** Material for the task **
--- START ---
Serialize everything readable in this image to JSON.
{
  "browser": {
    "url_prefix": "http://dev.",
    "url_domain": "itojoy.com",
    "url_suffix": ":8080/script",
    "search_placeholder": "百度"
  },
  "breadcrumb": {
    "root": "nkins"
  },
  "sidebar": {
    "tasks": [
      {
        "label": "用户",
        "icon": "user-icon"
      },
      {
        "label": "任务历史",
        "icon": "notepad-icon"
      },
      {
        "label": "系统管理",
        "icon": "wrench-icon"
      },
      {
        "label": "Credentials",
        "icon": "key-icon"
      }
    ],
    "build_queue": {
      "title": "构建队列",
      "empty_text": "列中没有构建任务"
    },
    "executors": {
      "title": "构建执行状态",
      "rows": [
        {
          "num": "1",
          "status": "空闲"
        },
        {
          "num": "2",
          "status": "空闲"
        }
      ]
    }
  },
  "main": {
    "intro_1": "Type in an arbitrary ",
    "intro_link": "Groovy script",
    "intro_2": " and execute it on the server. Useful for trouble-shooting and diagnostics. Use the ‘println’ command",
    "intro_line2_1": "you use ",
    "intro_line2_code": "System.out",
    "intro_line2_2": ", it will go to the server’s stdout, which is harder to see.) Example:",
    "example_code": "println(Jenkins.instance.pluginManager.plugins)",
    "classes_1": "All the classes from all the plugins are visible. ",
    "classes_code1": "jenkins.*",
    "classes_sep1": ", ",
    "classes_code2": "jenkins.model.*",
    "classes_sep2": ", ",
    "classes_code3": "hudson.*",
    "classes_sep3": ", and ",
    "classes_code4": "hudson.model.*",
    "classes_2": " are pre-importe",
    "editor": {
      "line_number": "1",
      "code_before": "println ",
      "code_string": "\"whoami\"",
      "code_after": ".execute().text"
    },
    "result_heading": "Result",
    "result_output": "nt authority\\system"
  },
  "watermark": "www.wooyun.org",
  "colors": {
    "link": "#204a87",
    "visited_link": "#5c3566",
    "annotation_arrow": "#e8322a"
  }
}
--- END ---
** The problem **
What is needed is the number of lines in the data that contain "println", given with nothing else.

** Result for this exercise **
3